> **Dataset content**:
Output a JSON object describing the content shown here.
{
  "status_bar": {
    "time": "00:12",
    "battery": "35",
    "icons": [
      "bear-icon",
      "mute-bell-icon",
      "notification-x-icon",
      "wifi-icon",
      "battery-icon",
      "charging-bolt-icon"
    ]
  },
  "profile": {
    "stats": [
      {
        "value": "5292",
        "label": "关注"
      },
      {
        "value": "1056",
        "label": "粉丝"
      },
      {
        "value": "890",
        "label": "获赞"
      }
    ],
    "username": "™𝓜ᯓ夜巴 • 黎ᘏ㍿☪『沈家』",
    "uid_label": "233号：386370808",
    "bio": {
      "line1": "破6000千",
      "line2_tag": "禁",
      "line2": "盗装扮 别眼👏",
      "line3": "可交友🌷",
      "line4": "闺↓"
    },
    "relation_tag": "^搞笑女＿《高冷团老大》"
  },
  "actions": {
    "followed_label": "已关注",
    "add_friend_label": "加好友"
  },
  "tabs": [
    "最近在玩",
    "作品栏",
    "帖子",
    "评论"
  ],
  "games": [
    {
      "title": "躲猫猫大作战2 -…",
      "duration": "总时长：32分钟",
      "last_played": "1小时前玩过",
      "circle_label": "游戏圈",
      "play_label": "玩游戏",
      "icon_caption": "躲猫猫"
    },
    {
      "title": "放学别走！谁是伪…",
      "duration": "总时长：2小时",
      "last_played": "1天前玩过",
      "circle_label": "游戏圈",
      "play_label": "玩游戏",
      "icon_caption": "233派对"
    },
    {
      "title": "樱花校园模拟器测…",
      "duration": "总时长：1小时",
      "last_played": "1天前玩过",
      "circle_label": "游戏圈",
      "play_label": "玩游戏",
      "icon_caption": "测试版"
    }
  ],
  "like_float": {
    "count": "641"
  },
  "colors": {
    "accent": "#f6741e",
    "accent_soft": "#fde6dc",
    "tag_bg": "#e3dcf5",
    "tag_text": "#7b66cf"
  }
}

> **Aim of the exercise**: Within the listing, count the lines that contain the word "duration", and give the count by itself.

> **Result for this task**: 3